Exercise — Go through the data and copy each line that holds "name".

(Entries from a dataset of interfaces)
#####
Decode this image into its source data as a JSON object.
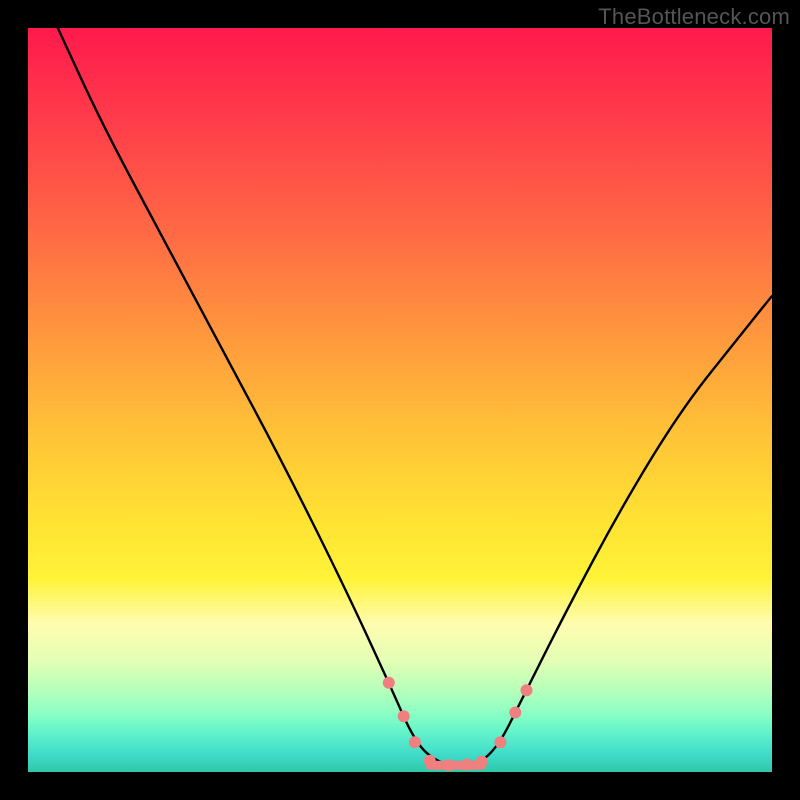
{
  "watermark": "TheBottleneck.com",
  "chart_data": {
    "type": "line",
    "title": "",
    "xlabel": "",
    "ylabel": "",
    "xlim": [
      0,
      100
    ],
    "ylim": [
      0,
      100
    ],
    "grid": false,
    "legend": false,
    "series": [
      {
        "name": "curve",
        "color": "#000000",
        "x": [
          4,
          10,
          18,
          26,
          34,
          42,
          48.5,
          52,
          55,
          58,
          61,
          63.5,
          66,
          72,
          80,
          88,
          96,
          100
        ],
        "y": [
          100,
          87,
          72,
          57,
          42,
          26,
          12,
          4,
          1.3,
          0.8,
          1.3,
          4,
          9,
          21,
          36,
          49,
          59,
          64
        ]
      }
    ],
    "markers": {
      "name": "highlight-points",
      "color": "#f08080",
      "radius": 6,
      "points": [
        {
          "x": 48.5,
          "y": 12
        },
        {
          "x": 50.5,
          "y": 7.5
        },
        {
          "x": 52.0,
          "y": 4.0
        },
        {
          "x": 54.0,
          "y": 1.5
        },
        {
          "x": 56.5,
          "y": 0.9
        },
        {
          "x": 59.0,
          "y": 1.0
        },
        {
          "x": 61.0,
          "y": 1.4
        },
        {
          "x": 63.5,
          "y": 4.0
        },
        {
          "x": 65.5,
          "y": 8.0
        },
        {
          "x": 67.0,
          "y": 11.0
        }
      ]
    },
    "bottom_band": {
      "name": "flat-min-band",
      "color": "#f08080",
      "y": 0.9,
      "x_start": 54,
      "x_end": 61,
      "thickness": 9
    }
  }
}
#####
Result of the task —
        "name": "curve",
      "name": "highlight-points",
      "name": "flat-min-band",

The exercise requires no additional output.